• _Exercise requirements_:
How many of the lines below hold "from"? Only the number, please.
[Supplied material — start]
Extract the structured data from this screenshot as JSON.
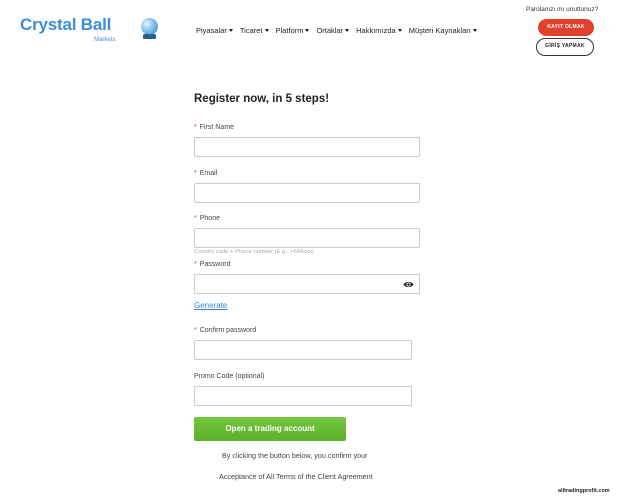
{
  "header": {
    "logo_text": "Crystal Ball",
    "logo_sub": "Markets",
    "nav": [
      {
        "label": "Piyasalar"
      },
      {
        "label": "Ticaret"
      },
      {
        "label": "Platform"
      },
      {
        "label": "Ortaklar"
      },
      {
        "label": "Hakkımızda"
      },
      {
        "label": "Müşteri Kaynakları"
      }
    ],
    "forgot_password": "Parolanızı mı unuttunuz?",
    "register_button": "KAYIT OLMAK",
    "login_button": "GİRİŞ YAPMAK"
  },
  "form": {
    "title": "Register now, in 5 steps!",
    "required_mark": "*",
    "first_name_label": "First Name",
    "first_name_value": "",
    "email_label": "Email",
    "email_value": "",
    "phone_label": "Phone",
    "phone_value": "",
    "phone_hint": "Country code + Phone number (E.g.: +694xxx)",
    "password_label": "Password",
    "password_value": "",
    "generate_link": "Generate",
    "confirm_password_label": "Confirm password",
    "confirm_password_value": "",
    "promo_label": "Promo Code (optional)",
    "promo_value": "",
    "submit_button": "Open a trading account",
    "terms_line1": "By clicking the button below, you confirm your",
    "terms_line2": "Acceptance of All Terms of the Client Agreement"
  },
  "watermark": "alltradingprofit.com",
  "colors": {
    "brand_blue": "#3c8fd6",
    "register_red": "#e0402d",
    "submit_green": "#5bb02a",
    "link_blue": "#3c7fd1"
  },
  "icons": {
    "password_toggle": "eye-icon",
    "logo": "crystal-ball-icon"
  }
}
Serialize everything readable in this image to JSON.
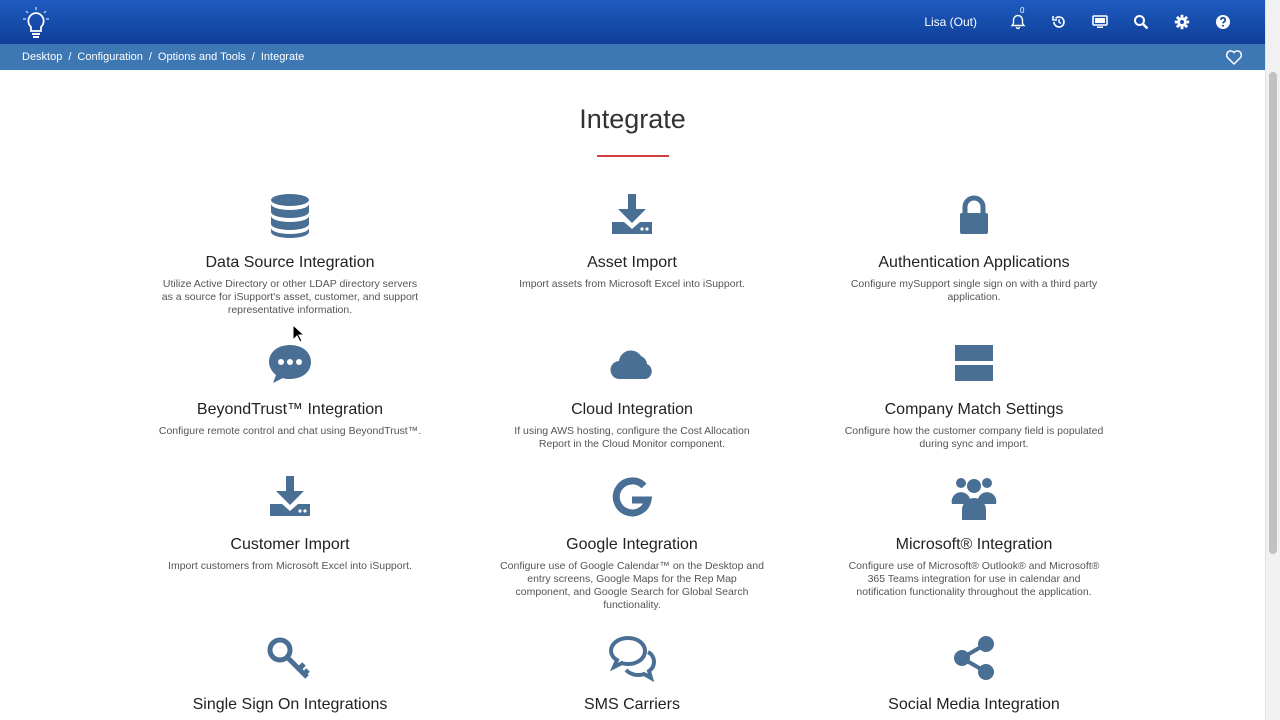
{
  "header": {
    "user_label": "Lisa (Out)",
    "notification_count": "0",
    "icons": [
      "bell-icon",
      "history-icon",
      "monitor-icon",
      "search-icon",
      "gear-icon",
      "help-icon"
    ],
    "brand_color": "#1e5bc0"
  },
  "breadcrumb": {
    "items": [
      "Desktop",
      "Configuration",
      "Options and Tools",
      "Integrate"
    ],
    "separator": "/"
  },
  "page": {
    "title": "Integrate",
    "accent_color": "#d04040"
  },
  "cards": [
    {
      "icon": "database-icon",
      "title": "Data Source Integration",
      "desc": "Utilize Active Directory or other LDAP directory servers as a source for iSupport's asset, customer, and support representative information."
    },
    {
      "icon": "download-icon",
      "title": "Asset Import",
      "desc": "Import assets from Microsoft Excel into iSupport."
    },
    {
      "icon": "lock-icon",
      "title": "Authentication Applications",
      "desc": "Configure mySupport single sign on with a third party application."
    },
    {
      "icon": "chat-bubble-icon",
      "title": "BeyondTrust™ Integration",
      "desc": "Configure remote control and chat using BeyondTrust™."
    },
    {
      "icon": "cloud-icon",
      "title": "Cloud Integration",
      "desc": "If using AWS hosting, configure the Cost Allocation Report in the Cloud Monitor component."
    },
    {
      "icon": "server-icon",
      "title": "Company Match Settings",
      "desc": "Configure how the customer company field is populated during sync and import."
    },
    {
      "icon": "download-icon",
      "title": "Customer Import",
      "desc": "Import customers from Microsoft Excel into iSupport."
    },
    {
      "icon": "google-icon",
      "title": "Google Integration",
      "desc": "Configure use of Google Calendar™ on the Desktop and entry screens, Google Maps for the Rep Map component, and Google Search for Global Search functionality."
    },
    {
      "icon": "users-icon",
      "title": "Microsoft® Integration",
      "desc": "Configure use of Microsoft® Outlook® and Microsoft® 365 Teams integration for use in calendar and notification functionality throughout the application."
    },
    {
      "icon": "key-icon",
      "title": "Single Sign On Integrations",
      "desc": ""
    },
    {
      "icon": "comments-icon",
      "title": "SMS Carriers",
      "desc": ""
    },
    {
      "icon": "share-icon",
      "title": "Social Media Integration",
      "desc": ""
    }
  ],
  "icon_color": "#4a6f94"
}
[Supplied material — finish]
• _Response to this task_:
3